A 2% hospitality and accommodations tax already applies to when visitors pay their bills at restaurants, bars and hotels. The taxes can be used for a variety of things including road improvements, water and sewer infrastructure, municipal centers, water and beach access, recreation and now workforce housing.

The bill lets local leaders decide if and how they want to use up to 15% of hospitality and accommodations revenue for affordable housing. Rep. JA Moore, D-Berkeley, Charleston, says this is another tool in the toolbox of addressing the housing crisis.

“What it allows for is the municipality to come up with creative ways in which to incentivize individuals to do affordable housing - they can do public private partnerships with private entity entities use the funds to be an equity partner in a development, or they can bring in revenue to them do affordable housing, they can do it on their own,” Moore explains.

The bill will be in effect for seven years until 2030. A task force is set to track statewide use of hospitality and accommodations taxes towards workforce housing and present a comprehensive report to the 2030 legislature. Then, leaders can decide to renew, adjust or end the bill.

As a hospitality business owner, Moore says he knows his employees’ need for housing where they wors.

“This affects all of us. This affects business owners. This affects customers and guests that go into restaurants because if you don’t have people working in those restaurants… you know? That housing is a basic need that we have to address. It’s important,” Moore says.

Moore says he doesn’t think the bill is perfect or the full solution, but he is excited about the potential it creates.

“I want to emphasize this isn’t the magic bullet. This isn’t the final step. This is just one tool that we can use in order to solve this crisis. We have a housing crisis in this in this region in this in this state. And this is a one of the ways in which we can kind of mitigate this shortage,” Moore says.

State Sen. Marlon Kimpson, D-Charleston County, says he first began working on affordable housing when he entered the senate in 2014. He says his first attempts at legislation weren’t successful, but now leaders see the need.

“Now every region of the state is impacted, so the legislature, the House and the Senate, have a greater appreciation of the problem and we have found a solution using existing tax dollars to address this very narrow focus problem for all of local government,” Kimpson explains.

In the bill, workforce and affordable housing is defined as people making 30% to 100% of the medial income for the local area. The bill directs local government to use the latest figures from the U.S. Housing and Urban Development.

“The bill really targets our nurses, students, professional services, hotel workers, and the housing is not public housing per se, where there are federal subsidies. These are homes that people would purchase,” Kimpson says.

The bill was generated in the Senate with Kimpson as a sponsor. Kimpson and Moore say this is a good step in giving local governments resources from increase tourism dollars to benefit the people of their cities.
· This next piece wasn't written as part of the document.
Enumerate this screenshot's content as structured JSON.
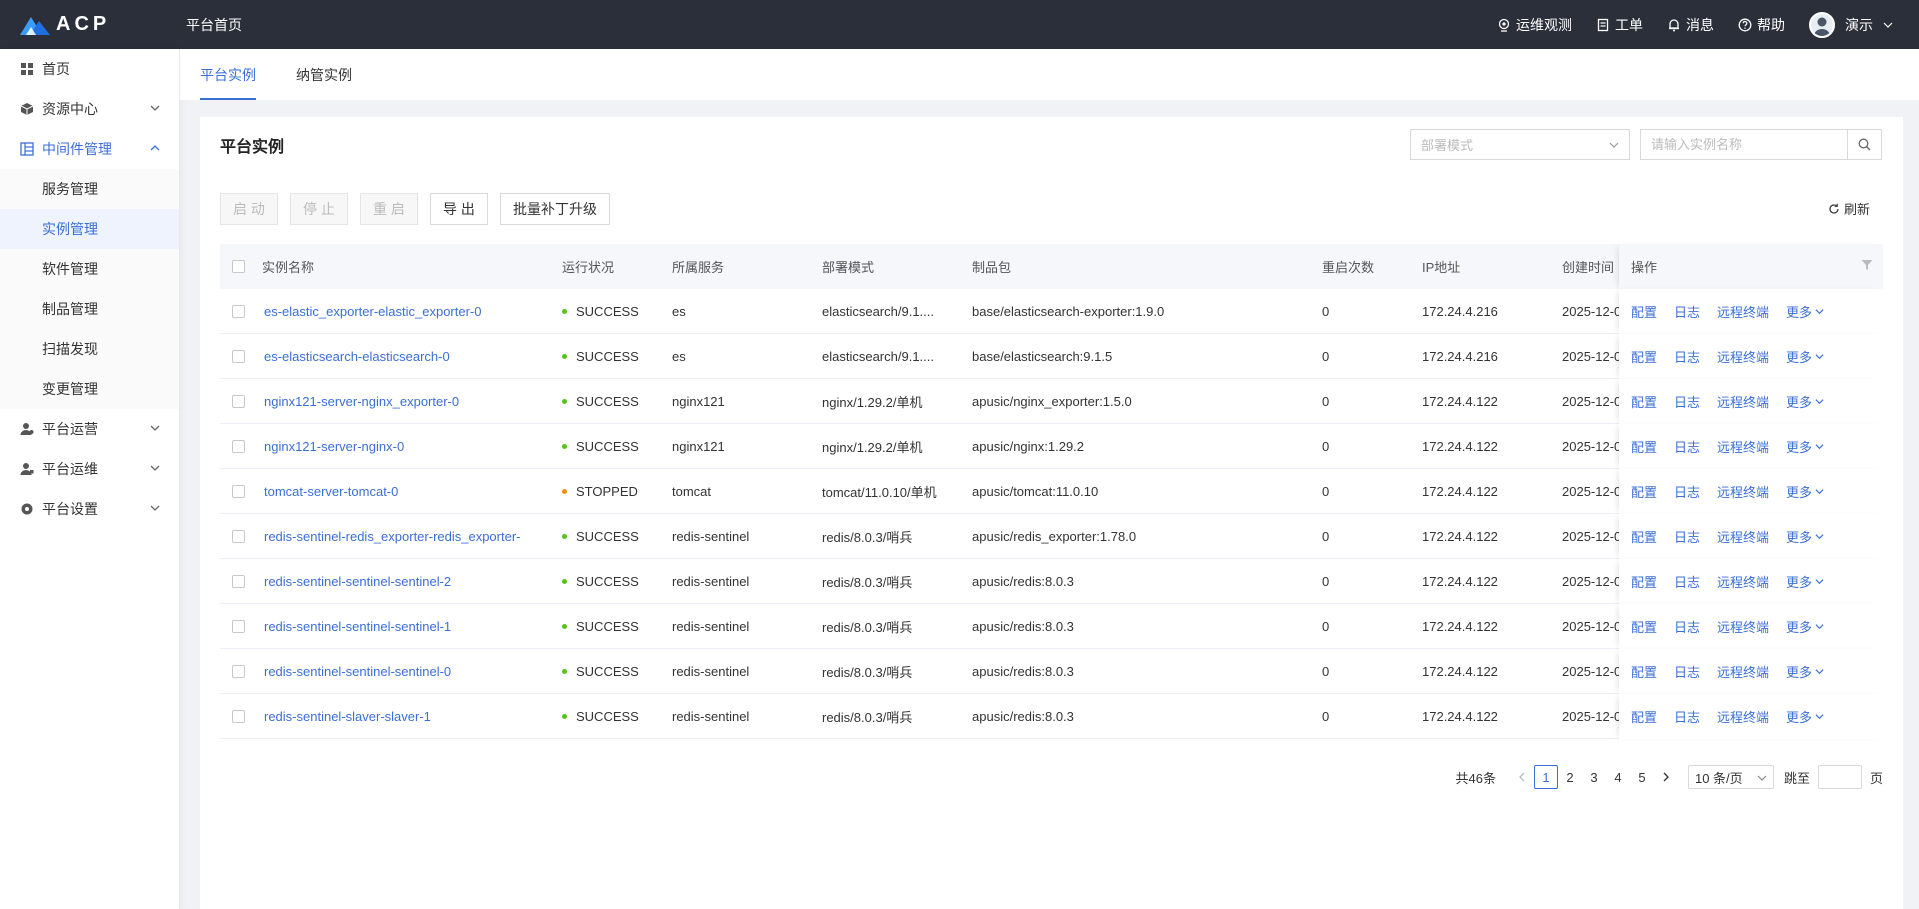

“I think it’s a win-win for the existing recipients of the fund because if we have affordable housing then people who work in the hotels who work in the tourism industry won’t be late because they live in closer proximity to the job. And it’s a win win for local government who’ve been talking about doing something with regards to affordable housing. It’s a win win for the citizens because this is not a new tax is mostly borne by people traveling here who stay in hotels, and short term rentals,” Kimpson explains.

The bill went into effect when it was signed by Gov. McMaster on May 19.